The “Find!” command
“Find”: Most dogs love finding hidden treats. This is also a perfect activity for keeping your dog occupied indoors in bad weather! Remember to be consistent in your training rules: if your dog is not allowed to climb onto the settee or go in your bedroom, don’t hide treats there! Choose a room where your pet will feel comfortable searching and sniffing everywhere, without any risk of injury or breakages.
Use one word only, and always the same word, to give your dog a command. Say your dog’s name before giving the command. For example: Jack, find! Your dog will therefore soon make a connection between the sound and the action to be performed. Keep the sessions short, no longer than ten minutes, and pleasant for your dog. If you think your dog is becoming tired or losing concentration, do not insist or get cross, but simply change activity and start again later. Reward your dog with a treat at the exact moment he performs the desired action. As your dog learns the trick, you can give him a pat and verbal praise instead of the treat! For example: “That’s right!” or “Good dog!”

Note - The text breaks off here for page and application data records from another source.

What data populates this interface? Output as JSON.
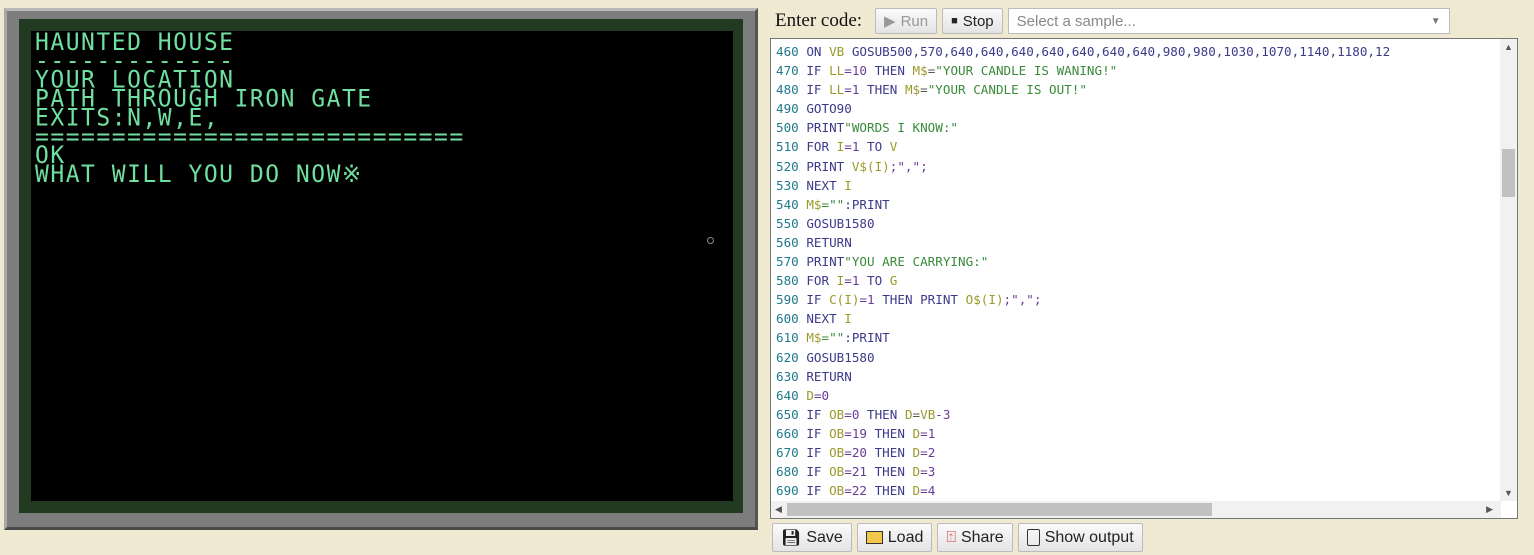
{
  "terminal": {
    "lines": [
      "HAUNTED HOUSE",
      "-------------",
      "YOUR LOCATION",
      "PATH THROUGH IRON GATE",
      "EXITS:N,W,E,",
      "============================",
      "OK",
      "WHAT WILL YOU DO NOW※"
    ]
  },
  "toolbar": {
    "label": "Enter code:",
    "run": "Run",
    "stop": "Stop",
    "select_placeholder": "Select a sample..."
  },
  "code": [
    [
      [
        "460",
        "ln"
      ],
      [
        " ON ",
        "kw"
      ],
      [
        "VB",
        "var"
      ],
      [
        " GOSUB500,570,640,640,640,640,640,640,640,980,980,1030,1070,1140,1180,12",
        "kw"
      ]
    ],
    [
      [
        "470",
        "ln"
      ],
      [
        " IF ",
        "kw"
      ],
      [
        "LL",
        "var"
      ],
      [
        "=10",
        "num"
      ],
      [
        " THEN ",
        "kw"
      ],
      [
        "M$",
        "var"
      ],
      [
        "=",
        "op"
      ],
      [
        "\"YOUR CANDLE IS WANING!\"",
        "str"
      ]
    ],
    [
      [
        "480",
        "ln"
      ],
      [
        " IF ",
        "kw"
      ],
      [
        "LL",
        "var"
      ],
      [
        "=1",
        "num"
      ],
      [
        " THEN ",
        "kw"
      ],
      [
        "M$",
        "var"
      ],
      [
        "=",
        "op"
      ],
      [
        "\"YOUR CANDLE IS OUT!\"",
        "str"
      ]
    ],
    [
      [
        "490",
        "ln"
      ],
      [
        " GOTO90",
        "kw"
      ]
    ],
    [
      [
        "500",
        "ln"
      ],
      [
        " PRINT",
        "kw"
      ],
      [
        "\"WORDS I KNOW:\"",
        "str"
      ]
    ],
    [
      [
        "510",
        "ln"
      ],
      [
        " FOR ",
        "kw"
      ],
      [
        "I",
        "var"
      ],
      [
        "=1",
        "num"
      ],
      [
        " TO ",
        "kw"
      ],
      [
        "V",
        "var"
      ]
    ],
    [
      [
        "520",
        "ln"
      ],
      [
        " PRINT ",
        "kw"
      ],
      [
        "V$(I)",
        "var"
      ],
      [
        ";\",\";",
        "num"
      ]
    ],
    [
      [
        "530",
        "ln"
      ],
      [
        " NEXT ",
        "kw"
      ],
      [
        "I",
        "var"
      ]
    ],
    [
      [
        "540",
        "ln"
      ],
      [
        " ",
        "kw"
      ],
      [
        "M$",
        "var"
      ],
      [
        "=\"\"",
        "str"
      ],
      [
        ":PRINT",
        "kw"
      ]
    ],
    [
      [
        "550",
        "ln"
      ],
      [
        " GOSUB1580",
        "kw"
      ]
    ],
    [
      [
        "560",
        "ln"
      ],
      [
        " RETURN",
        "kw"
      ]
    ],
    [
      [
        "570",
        "ln"
      ],
      [
        " PRINT",
        "kw"
      ],
      [
        "\"YOU ARE CARRYING:\"",
        "str"
      ]
    ],
    [
      [
        "580",
        "ln"
      ],
      [
        " FOR ",
        "kw"
      ],
      [
        "I",
        "var"
      ],
      [
        "=1",
        "num"
      ],
      [
        " TO ",
        "kw"
      ],
      [
        "G",
        "var"
      ]
    ],
    [
      [
        "590",
        "ln"
      ],
      [
        " IF ",
        "kw"
      ],
      [
        "C(I)",
        "var"
      ],
      [
        "=1",
        "num"
      ],
      [
        " THEN PRINT ",
        "kw"
      ],
      [
        "O$(I)",
        "var"
      ],
      [
        ";\",\";",
        "num"
      ]
    ],
    [
      [
        "600",
        "ln"
      ],
      [
        " NEXT ",
        "kw"
      ],
      [
        "I",
        "var"
      ]
    ],
    [
      [
        "610",
        "ln"
      ],
      [
        " ",
        "kw"
      ],
      [
        "M$",
        "var"
      ],
      [
        "=\"\"",
        "str"
      ],
      [
        ":PRINT",
        "kw"
      ]
    ],
    [
      [
        "620",
        "ln"
      ],
      [
        " GOSUB1580",
        "kw"
      ]
    ],
    [
      [
        "630",
        "ln"
      ],
      [
        " RETURN",
        "kw"
      ]
    ],
    [
      [
        "640",
        "ln"
      ],
      [
        " ",
        "kw"
      ],
      [
        "D",
        "var"
      ],
      [
        "=0",
        "num"
      ]
    ],
    [
      [
        "650",
        "ln"
      ],
      [
        " IF ",
        "kw"
      ],
      [
        "OB",
        "var"
      ],
      [
        "=0",
        "num"
      ],
      [
        " THEN ",
        "kw"
      ],
      [
        "D",
        "var"
      ],
      [
        "=",
        "op"
      ],
      [
        "VB",
        "var"
      ],
      [
        "-3",
        "num"
      ]
    ],
    [
      [
        "660",
        "ln"
      ],
      [
        " IF ",
        "kw"
      ],
      [
        "OB",
        "var"
      ],
      [
        "=19",
        "num"
      ],
      [
        " THEN ",
        "kw"
      ],
      [
        "D",
        "var"
      ],
      [
        "=1",
        "num"
      ]
    ],
    [
      [
        "670",
        "ln"
      ],
      [
        " IF ",
        "kw"
      ],
      [
        "OB",
        "var"
      ],
      [
        "=20",
        "num"
      ],
      [
        " THEN ",
        "kw"
      ],
      [
        "D",
        "var"
      ],
      [
        "=2",
        "num"
      ]
    ],
    [
      [
        "680",
        "ln"
      ],
      [
        " IF ",
        "kw"
      ],
      [
        "OB",
        "var"
      ],
      [
        "=21",
        "num"
      ],
      [
        " THEN ",
        "kw"
      ],
      [
        "D",
        "var"
      ],
      [
        "=3",
        "num"
      ]
    ],
    [
      [
        "690",
        "ln"
      ],
      [
        " IF ",
        "kw"
      ],
      [
        "OB",
        "var"
      ],
      [
        "=22",
        "num"
      ],
      [
        " THEN ",
        "kw"
      ],
      [
        "D",
        "var"
      ],
      [
        "=4",
        "num"
      ]
    ]
  ],
  "bottom": {
    "save": "Save",
    "load": "Load",
    "share": "Share",
    "show_output": "Show output"
  }
}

Train your dog to find a treat by allowing him to sniff it, then placing it a distance from him and asking him to find it, saying “Find!” Repeat this exercise until the command is fully understood.
The next step will be to allow your pet to watch you hide a treat out of his sight, in a place which he will need to sniff out, for example, behind a settee, a flower pot, or door. Go back to your dog and say “Find”, and let him find the treat.
Repeat this exercise, this time asking your dog to sit and stay outside a room, while you hide ten or so treats, leave the room and say “Find!” Your dog will love finding all the treats one by one.
When your dog has learnt the trick, you can hide treats in more challenging places or extend the search to several rooms, or even outside!
Dog trainer: Karina Laproye. Specialising in dog casting, coaching and training, the DogActing® firm provides film, television, advertising, photography and events professionals with its specialty dog services. For more information, visit www.dogacting.fr